Other items relating to St Paul's church are in the planned sale. A pair of George II silver flagons made in London in 1758 and inscribed "St Paul's, Exon, 1758" are also to be sold along with two late 17th century silver patens, made in Exeter by John Dagge and inscribed "St Paul's, Exon, 1758". A silver paten from 1658 that was used in the bombed church of St Lawrence, inscribed "St Lawrence, 1690" is in the auction, shown bottom. Another piece associated with St Lawrence's is a silver flagon with a domed lid, made in London in 1735 and inscribed "The Gift of Mr Robt Dawe to the Church of St Lawrence in Exeter, A.D 1735". Yet another silver flagon, made in London in 1692 and inscribed "St Martin's in Exon" is also going along with two silver flagons made late in the reign of Charles I. They are inscribed with "St Stephen's" and the date 1664, commemorating the year that the church was rebuilt following severe damage during the Commonwealth. What John Allan calls "historically one of the most interesting items in the sale" is a silver flagon that was given to St John's church by Thomas Potter in 1694.

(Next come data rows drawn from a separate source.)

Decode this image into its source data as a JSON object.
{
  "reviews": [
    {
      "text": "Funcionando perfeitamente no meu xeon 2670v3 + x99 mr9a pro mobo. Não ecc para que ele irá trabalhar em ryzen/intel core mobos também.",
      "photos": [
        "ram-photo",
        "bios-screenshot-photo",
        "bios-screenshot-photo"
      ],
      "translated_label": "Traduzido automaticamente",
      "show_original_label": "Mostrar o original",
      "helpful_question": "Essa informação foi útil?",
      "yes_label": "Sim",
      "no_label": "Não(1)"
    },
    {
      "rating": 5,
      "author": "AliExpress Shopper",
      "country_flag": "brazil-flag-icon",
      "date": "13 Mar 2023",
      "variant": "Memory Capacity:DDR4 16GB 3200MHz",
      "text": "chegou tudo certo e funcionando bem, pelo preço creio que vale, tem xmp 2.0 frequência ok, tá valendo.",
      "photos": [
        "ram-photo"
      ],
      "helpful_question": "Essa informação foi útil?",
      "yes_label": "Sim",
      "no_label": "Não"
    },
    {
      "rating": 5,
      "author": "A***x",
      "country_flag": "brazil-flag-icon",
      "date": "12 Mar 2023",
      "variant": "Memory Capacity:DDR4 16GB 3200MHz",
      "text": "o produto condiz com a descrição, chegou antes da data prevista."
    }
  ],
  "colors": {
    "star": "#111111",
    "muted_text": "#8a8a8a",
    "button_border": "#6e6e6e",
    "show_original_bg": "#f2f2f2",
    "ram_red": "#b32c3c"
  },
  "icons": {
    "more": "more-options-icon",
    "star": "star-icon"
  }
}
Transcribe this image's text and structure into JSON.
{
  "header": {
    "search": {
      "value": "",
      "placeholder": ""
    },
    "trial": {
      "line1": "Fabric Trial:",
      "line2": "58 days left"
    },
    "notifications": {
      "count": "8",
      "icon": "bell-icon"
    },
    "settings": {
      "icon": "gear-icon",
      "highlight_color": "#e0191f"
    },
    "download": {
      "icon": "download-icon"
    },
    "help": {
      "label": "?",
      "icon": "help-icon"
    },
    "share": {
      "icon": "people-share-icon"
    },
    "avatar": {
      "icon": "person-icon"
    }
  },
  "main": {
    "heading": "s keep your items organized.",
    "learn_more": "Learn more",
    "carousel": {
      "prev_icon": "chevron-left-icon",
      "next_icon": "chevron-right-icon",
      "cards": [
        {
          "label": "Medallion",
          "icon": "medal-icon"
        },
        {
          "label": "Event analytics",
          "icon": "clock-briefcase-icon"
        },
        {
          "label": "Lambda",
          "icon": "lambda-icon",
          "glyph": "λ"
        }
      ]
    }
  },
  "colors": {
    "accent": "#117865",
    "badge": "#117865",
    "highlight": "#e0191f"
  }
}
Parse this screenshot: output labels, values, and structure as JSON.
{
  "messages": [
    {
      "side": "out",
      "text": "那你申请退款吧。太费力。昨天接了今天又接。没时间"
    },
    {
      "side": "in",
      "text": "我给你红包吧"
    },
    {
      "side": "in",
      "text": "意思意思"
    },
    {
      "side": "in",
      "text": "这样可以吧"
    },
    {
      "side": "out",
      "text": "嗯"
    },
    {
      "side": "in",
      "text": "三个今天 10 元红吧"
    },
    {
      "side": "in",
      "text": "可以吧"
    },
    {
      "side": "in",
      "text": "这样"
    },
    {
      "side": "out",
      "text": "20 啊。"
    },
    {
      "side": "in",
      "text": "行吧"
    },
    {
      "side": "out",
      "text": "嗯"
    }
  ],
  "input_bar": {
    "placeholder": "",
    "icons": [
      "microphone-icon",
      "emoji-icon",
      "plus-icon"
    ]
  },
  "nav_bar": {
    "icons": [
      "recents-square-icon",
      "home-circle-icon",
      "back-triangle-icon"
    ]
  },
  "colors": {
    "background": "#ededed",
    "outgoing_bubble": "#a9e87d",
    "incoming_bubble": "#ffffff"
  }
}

The idea that the two Elizabethan communion cups, particuarly, fall into the category of "least significant historic interest" is risible. They were at the very centre of the liturgy at St Kerrian's and at St Paul's for over sixteen generations and played an integral role in the religious experience of thousands of Exeter's citizens. You don't have to be religious or belong to any particular denomination to realise that these two items are of profound importance to Exeter's heritage. They are history incarnate and that they are now to be sold off is reprehensible. It is no different to the sale of the Elizabethan and Jacobean interiors at No. 229 High Street right in 1930 to William Randolph Hearst, an act which has been widely condemned ever since. It would be like the cathedral selling Leofric's 'Exeter Book' of Anglo-Saxon literature or the city council selling the civic regalia and the sword presented to the city by Henry VII. Both items, like the two communion cups and other pieces of church plate, are inextricably linked to the history of Exeter.

The Parish of Central Exeter may well be the legal owner of the two John Jones cups and the other items but by putting them up for sale it has proven itself to be an unfit custodian of the entire collection. Irrespective of the inclusion of the communion cups, the sale of even one part of the collection throws the future of the entire collection into doubt. Now it has been dipped into once then who is to say that other pieces won't be sold the next time that more money is needed. The PoCE's website refers to "the first auction" taking place on 11 July which implies that more auction sales are imminent. It's ironic that the PoCE used the phrase "St Stephen's church has been here for a thousand years and belongs to us all" as part of its fundraising campaign. A sense of collective ownership could equally be applied to elements of the church plate that is being sold.

A small story about the sale appeared in the Express & Echo in March 2012, which is when the untruth was told concerning the pieces of "least significant historic interest". It's only recently that the presence of the communion cups in the sale has become public knowledge. Clearly there's a real possibility that everything in the collection will eventually be dispersed. If the communion cups of St Paul's and St Kerrian's can be sold then anything can be sold. It is extremely disappointing that attitudes towards Exeter's heritage seem to have changed so little when so much has already been irretrievably lost.

Related Posts Plugin for WordPress, Blogger...